It’s not for everyone, but Danielle says that they have clients who try for four a year and some who go for four a quarter.
The value of original news today has never been higher. Go Fish has my attention.
Breakout Session: Christina Noel, Founder and CEO, Arc Benders. “Scrappy Marketing: One Entrepreneurial Marketing & Sales Strategist’s Guide to Cutting through the Clutter.”
Christina Noel wears her heart on her tinseled sleeve. She’s an infectious person who appears every bit the Subaru driver (lover) she is.
For companies with a cause, see Christina. She shares your DNA. Christina has spent her career with companies that want to make a difference and who find the capacity to make those differences, sometimes in the smallest process changes … sometimes by thinking big and making a change elsewhere in the world … and sometimes by listening to customers and following suggestions.
A key thread to her presentation is the intertwining of commitment and community. Really dedicated audiences will make your case for you – they will advocate for you, inform others of your good works or products, and even provide you suggestions for product improvement and product lines. She talked about how Brandless.com developed a pet line based upon customer feedback and created a body products line that is gluten free on the outside.
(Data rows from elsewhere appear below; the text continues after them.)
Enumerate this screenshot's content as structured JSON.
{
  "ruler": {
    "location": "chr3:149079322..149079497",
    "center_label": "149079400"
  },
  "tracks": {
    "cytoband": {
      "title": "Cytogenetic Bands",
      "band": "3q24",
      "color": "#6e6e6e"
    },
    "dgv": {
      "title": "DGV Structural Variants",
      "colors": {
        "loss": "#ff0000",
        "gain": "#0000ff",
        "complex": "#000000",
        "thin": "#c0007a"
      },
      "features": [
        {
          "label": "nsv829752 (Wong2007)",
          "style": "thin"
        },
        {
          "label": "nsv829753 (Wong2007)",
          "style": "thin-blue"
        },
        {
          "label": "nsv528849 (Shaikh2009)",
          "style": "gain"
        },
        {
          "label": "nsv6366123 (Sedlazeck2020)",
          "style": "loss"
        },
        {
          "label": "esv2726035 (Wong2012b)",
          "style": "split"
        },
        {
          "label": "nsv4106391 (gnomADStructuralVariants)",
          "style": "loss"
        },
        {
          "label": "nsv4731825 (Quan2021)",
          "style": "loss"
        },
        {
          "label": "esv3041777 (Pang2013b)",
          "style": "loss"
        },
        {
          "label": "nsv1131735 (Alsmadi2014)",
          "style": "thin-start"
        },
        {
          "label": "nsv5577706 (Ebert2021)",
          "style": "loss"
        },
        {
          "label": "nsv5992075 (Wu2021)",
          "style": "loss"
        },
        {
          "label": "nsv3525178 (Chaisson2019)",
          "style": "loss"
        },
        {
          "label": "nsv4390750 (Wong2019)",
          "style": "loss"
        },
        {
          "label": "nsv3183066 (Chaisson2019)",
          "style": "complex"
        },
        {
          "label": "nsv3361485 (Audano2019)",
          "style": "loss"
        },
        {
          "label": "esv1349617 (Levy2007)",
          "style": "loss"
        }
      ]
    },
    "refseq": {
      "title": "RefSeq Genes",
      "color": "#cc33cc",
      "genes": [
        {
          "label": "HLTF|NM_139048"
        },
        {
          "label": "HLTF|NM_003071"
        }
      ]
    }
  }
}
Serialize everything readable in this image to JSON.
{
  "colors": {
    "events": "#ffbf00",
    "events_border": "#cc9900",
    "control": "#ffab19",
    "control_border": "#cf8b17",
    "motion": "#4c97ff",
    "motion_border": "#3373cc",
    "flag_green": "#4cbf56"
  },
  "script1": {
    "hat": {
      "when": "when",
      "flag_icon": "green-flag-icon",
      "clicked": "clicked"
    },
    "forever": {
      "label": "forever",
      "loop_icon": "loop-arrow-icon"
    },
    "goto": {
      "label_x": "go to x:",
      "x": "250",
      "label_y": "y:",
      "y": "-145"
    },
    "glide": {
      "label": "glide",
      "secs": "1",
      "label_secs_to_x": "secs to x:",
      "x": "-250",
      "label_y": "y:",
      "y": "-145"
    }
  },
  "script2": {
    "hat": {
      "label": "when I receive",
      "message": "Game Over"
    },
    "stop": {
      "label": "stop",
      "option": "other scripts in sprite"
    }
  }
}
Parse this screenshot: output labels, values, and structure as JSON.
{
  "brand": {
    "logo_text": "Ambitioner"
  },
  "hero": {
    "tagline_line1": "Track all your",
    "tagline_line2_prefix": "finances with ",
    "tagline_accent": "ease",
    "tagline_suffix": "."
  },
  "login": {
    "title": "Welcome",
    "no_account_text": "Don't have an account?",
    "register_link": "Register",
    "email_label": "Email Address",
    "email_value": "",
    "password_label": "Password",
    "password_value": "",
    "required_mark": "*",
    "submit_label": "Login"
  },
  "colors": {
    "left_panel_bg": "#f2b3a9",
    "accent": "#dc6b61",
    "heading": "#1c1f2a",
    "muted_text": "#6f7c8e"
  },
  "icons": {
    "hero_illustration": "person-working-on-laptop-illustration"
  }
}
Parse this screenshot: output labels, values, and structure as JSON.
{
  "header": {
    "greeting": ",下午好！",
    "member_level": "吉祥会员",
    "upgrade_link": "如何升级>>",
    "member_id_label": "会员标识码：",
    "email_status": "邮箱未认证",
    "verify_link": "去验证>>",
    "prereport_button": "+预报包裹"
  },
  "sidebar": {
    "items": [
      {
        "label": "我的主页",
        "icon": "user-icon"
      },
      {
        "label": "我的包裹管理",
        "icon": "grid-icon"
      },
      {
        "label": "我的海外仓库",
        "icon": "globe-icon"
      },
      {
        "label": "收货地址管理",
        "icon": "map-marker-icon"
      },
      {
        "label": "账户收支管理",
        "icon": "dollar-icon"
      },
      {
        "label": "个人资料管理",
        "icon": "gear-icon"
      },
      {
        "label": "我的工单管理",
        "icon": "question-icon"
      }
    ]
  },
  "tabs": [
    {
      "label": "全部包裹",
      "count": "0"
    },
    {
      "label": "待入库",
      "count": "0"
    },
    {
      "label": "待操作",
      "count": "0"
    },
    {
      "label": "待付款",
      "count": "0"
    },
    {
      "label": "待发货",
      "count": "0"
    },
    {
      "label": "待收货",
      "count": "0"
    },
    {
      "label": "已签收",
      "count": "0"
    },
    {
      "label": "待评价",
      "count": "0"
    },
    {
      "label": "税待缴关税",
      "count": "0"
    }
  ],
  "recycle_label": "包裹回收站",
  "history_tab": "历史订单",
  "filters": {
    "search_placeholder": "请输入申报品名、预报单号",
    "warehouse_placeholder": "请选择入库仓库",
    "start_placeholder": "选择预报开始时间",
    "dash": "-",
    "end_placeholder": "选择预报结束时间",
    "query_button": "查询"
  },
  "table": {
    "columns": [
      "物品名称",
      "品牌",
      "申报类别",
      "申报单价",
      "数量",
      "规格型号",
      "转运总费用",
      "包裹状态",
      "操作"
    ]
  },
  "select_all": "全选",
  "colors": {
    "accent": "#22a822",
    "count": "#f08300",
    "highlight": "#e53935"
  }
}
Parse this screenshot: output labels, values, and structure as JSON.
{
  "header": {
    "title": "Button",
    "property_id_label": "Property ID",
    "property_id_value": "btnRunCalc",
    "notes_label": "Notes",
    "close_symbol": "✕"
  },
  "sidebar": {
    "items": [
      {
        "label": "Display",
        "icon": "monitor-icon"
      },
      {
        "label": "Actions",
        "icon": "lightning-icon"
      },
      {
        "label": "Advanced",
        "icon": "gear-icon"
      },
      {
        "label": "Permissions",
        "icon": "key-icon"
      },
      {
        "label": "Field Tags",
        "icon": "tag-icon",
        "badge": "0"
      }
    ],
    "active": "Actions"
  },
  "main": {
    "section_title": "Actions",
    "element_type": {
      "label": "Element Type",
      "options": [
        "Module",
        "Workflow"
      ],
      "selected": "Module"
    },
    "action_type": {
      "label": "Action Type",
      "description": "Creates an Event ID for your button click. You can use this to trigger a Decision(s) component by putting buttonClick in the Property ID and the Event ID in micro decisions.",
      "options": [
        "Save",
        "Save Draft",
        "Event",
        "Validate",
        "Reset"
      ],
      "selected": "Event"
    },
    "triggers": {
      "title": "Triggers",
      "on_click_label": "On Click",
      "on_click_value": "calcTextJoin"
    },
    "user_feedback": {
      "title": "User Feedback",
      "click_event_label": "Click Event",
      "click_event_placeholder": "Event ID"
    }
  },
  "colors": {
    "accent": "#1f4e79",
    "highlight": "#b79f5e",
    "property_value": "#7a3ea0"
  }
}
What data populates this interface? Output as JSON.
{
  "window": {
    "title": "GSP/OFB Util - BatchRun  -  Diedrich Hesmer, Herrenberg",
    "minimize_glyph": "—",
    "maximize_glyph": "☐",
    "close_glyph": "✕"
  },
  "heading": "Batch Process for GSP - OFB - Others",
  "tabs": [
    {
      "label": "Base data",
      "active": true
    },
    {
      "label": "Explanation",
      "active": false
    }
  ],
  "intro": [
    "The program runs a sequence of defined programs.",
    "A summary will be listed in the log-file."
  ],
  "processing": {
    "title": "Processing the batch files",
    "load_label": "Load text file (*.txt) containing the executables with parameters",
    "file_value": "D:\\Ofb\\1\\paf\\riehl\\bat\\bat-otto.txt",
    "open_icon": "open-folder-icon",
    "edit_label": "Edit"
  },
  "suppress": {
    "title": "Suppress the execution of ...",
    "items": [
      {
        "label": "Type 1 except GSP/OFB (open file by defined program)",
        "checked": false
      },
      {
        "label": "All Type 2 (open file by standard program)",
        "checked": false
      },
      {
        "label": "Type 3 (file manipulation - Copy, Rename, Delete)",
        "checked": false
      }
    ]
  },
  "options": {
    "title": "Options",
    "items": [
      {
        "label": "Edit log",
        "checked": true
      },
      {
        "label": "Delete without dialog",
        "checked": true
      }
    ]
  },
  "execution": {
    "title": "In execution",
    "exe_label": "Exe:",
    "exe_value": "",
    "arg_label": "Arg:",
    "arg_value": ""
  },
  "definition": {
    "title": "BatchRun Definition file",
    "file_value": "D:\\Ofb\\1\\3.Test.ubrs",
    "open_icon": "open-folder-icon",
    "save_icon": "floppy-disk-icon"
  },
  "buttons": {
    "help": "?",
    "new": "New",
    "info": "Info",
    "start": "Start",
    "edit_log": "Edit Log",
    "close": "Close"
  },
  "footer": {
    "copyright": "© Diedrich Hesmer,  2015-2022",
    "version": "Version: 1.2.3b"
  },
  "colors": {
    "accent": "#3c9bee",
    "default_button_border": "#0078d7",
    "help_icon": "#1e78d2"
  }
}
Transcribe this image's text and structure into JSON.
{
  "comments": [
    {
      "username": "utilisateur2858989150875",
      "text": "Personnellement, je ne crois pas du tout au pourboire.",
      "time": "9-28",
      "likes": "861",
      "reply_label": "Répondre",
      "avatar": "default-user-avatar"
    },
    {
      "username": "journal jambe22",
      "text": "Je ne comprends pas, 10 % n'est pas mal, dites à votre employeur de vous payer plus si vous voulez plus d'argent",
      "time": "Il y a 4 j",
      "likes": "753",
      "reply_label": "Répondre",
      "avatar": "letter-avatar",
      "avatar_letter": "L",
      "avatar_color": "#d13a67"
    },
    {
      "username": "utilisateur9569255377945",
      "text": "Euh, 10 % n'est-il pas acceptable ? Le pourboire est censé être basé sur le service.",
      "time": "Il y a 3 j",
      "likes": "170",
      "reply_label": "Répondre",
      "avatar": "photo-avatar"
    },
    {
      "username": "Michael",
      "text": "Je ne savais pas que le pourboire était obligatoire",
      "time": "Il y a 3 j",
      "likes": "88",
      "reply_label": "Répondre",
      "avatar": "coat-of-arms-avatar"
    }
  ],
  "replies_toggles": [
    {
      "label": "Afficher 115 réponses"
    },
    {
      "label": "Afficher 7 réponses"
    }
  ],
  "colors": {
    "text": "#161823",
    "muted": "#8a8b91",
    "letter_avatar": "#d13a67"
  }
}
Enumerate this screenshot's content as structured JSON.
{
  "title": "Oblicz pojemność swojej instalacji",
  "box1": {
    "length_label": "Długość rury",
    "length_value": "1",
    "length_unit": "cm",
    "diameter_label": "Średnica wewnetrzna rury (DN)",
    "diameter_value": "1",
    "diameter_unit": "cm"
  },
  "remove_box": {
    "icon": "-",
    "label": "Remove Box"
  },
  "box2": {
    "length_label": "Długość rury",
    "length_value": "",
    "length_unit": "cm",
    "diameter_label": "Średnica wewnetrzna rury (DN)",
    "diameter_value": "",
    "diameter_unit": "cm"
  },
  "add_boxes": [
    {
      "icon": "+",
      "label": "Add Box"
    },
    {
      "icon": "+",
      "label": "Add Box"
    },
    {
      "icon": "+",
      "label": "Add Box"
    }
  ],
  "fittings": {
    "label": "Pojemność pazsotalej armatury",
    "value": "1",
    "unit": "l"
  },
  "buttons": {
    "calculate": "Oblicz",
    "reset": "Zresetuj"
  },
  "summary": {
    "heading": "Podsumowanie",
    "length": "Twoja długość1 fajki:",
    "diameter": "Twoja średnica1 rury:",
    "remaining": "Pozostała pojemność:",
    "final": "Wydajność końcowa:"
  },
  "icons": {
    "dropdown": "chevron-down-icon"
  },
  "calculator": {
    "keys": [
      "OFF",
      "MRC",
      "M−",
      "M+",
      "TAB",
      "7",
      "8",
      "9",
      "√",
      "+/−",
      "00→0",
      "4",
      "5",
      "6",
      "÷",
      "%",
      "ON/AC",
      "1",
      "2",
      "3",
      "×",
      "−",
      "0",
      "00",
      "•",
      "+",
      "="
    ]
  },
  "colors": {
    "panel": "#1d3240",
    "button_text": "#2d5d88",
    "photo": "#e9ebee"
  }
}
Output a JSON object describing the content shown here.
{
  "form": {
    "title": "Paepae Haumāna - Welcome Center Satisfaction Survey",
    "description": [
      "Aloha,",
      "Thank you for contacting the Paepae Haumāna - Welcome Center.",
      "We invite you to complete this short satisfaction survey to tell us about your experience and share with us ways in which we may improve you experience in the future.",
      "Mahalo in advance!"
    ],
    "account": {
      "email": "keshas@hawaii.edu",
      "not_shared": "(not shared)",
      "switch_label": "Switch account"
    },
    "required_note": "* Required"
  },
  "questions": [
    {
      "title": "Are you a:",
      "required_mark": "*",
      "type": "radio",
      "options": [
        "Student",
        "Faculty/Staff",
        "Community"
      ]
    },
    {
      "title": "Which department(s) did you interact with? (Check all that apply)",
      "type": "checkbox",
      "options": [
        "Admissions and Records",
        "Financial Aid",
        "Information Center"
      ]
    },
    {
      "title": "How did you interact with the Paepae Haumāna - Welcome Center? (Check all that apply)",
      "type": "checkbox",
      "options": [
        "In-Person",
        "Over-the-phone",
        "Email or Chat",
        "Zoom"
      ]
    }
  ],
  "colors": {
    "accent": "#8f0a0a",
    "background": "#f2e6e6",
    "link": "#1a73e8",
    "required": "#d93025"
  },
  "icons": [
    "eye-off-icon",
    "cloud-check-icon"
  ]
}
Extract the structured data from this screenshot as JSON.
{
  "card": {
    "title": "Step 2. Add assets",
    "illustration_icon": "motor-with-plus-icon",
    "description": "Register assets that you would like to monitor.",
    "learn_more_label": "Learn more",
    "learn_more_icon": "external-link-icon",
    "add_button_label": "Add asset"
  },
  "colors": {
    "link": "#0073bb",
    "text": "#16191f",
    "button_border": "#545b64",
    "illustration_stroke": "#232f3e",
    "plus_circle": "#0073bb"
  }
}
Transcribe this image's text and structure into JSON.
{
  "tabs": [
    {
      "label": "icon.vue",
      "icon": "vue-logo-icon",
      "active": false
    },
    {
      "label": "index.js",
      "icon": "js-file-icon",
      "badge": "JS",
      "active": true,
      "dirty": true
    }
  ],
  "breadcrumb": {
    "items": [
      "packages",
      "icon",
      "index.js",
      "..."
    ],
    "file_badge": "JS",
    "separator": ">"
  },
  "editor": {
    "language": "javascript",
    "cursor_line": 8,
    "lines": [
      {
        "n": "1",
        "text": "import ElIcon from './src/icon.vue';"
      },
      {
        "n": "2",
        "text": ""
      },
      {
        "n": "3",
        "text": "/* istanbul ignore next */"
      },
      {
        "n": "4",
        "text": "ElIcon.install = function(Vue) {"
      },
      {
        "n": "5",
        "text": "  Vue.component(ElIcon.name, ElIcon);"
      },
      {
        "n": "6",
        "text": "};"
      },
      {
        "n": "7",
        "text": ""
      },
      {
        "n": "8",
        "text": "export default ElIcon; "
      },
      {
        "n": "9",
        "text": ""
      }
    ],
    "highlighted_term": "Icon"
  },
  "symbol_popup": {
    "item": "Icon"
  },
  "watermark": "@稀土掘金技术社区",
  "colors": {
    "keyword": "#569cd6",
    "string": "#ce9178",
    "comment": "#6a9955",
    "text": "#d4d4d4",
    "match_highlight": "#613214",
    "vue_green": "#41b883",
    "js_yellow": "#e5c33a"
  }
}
Her presentation included focusing on challenges to solve via point solutions. For example, Facebook ads targeted to zip codes, marketing a school by reaching out to parents of enrolled students, and getting attention for B-Corps through a party, rather than through traditional means.
Her site features changemaker stories that are worth the visit if you’re seeking inspiration.
The conference ended with a roundtable keynote. This Q&A included four members of the Raleigh area who are active in the community:
- Mary Ann Baldwin, Holt Brothers, Inc and the Holt Brothers Foundation
- Sophia Hitchcock, SOMO Studios
- Doug Warf, MDO Holdings
- Nick Neptune, Transfer Co. Food Hall and The Assembly
Moderator Evan Carroll lead the discussion. Mary Ann relayed a cautionary tale on the power of social media. Turns out a post of her dog peeing on the NC legislature steps proved all too viral and newsworthy.
But perhaps the most interesting part of the discussion was the question to the panelists of what trends that they felt would be affecting the Raleigh area.
- Collaborators and Connectors – shared workspaces
- Personalizing and targeting marketing without stalking
- Having multiple points of intersection for people. Creating gathering spaces for experiences and opportunity
- Cause marketing and the impact of our current unusual political environment
- Social media changing to handle personal data better
- The impact of live streaming on the political and government arenas
- Augmented reality becoming more a part of our every day
Next year, I hope to volunteer again. I hope High Five Conference gets plenty of actionable feedback from attendees. Make sure you complete the survey when you receive it!
- Submitted by Tom Cosby